By mentoring their women colleagues and through a continual dialogue with upper management change has taken place. Change is often a slow evolution, but in the past 5 years, SAI has implemented a plan for a more positive environment that empowers all voices and encourages women to hold leadership roles.
A Hewlett Packard internal report noted that men will go after jobs when they meet only 60% of the listed qualifications, but women apply only if they meet 100% of the qualifications. At SAI, when new positions are posted everyone is encouraged to apply. Women eagerly take on the task of mentoring and supporting each other in all their endeavors. For example, regarding her career path from engineer to project manager an employee noted: “SAI has always personally invited me to go to association events, encouraged me to assume a leadership role in [my] department, encouraged me…to obtain my Master’s Degree while I worked, and now to take on a leadership role in the company.”
Another woman, who was on maternity leave, was uncertain what her post-maternity leave schedule would look like. SAI supported any solution that worked best for her family. In addition, while on maternity leave, a position for an assistant project manager was advertised. Her supervisor made sure she was notified in the event that she wanted to apply. In an era (according to Forbes Magazine) when the cost of childcare is forcing 54% of women, compared to 42% of men, out of the workforce, SAI encourages and cares about a woman’s ability to thrive professionally and personally.
SAI continues to make strides to reframe the culture and to empower women in the workforce so that they are not faced with the dilemma of making life altering changes due to workplace inflexibility.
SAI encourages employees to continue their education and offers a tuition reimbursement plan. As aforementioned, SAI paid for a female professional to achieve her graduate degree as well as accommodating a flexible work schedule that allowed her to parent while obtaining her degree. SAI regularly pays for professional trainings. This fall, they sent a new graduate hire to obtain her CBSI; this essential bridge inspector training will help her anticipate project challenges, grow as an industry professional, and garner respect for her expertise.
While continued education is essential for professional growth, it means nothing if the rest of your life is unbalanced.
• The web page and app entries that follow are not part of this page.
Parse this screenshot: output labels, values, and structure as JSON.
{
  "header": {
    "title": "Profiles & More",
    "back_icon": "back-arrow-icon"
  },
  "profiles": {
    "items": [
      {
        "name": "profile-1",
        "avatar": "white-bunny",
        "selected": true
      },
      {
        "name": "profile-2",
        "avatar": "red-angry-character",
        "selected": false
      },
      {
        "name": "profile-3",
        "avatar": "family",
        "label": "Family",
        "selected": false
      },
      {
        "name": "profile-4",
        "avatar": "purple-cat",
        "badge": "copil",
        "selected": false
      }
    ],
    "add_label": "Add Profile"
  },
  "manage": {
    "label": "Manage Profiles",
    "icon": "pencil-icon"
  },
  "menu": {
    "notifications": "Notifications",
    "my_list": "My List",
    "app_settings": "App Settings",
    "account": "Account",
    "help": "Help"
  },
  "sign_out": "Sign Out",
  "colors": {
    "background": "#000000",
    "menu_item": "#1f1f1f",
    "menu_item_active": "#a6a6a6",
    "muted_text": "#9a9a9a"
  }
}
According to Forbes Magazine, women are still taking on most household responsibilities which results in more stress and less time for self-care. One SAI employee describes how SAI’s commitment to flexibility transcends the workplace into the intangible moments in life you get to experience as a parent:
My supervisors have never [batted an eye] that as a young mother … I have had to take time off due to snow days and doctor appointments. I start a little later … to get my son out of bed and off on the bus at 7:15. [R]ecently, I have spent … time working from home in the evenings in order to meet deadlines instead of having to stay at the office to get things done…I can go home, have dinner, go to my son’s practices/games, then come home and work..
SAI’s 2020 internship program will provide work experience for two female draftspersons. Our professionals participate in STEM activities, career presentations as schools and universities, and “bring your child to work” days. These activities promote transportation careers for young girls and boys.
Being mindful of what Leslie Richards has said, “You have to see it to become it,” led SAI to ask: how can we envision a better tomorrow. With women leading the initiatives, SAI is committed and determine to leave behind a better professional environment for years to come.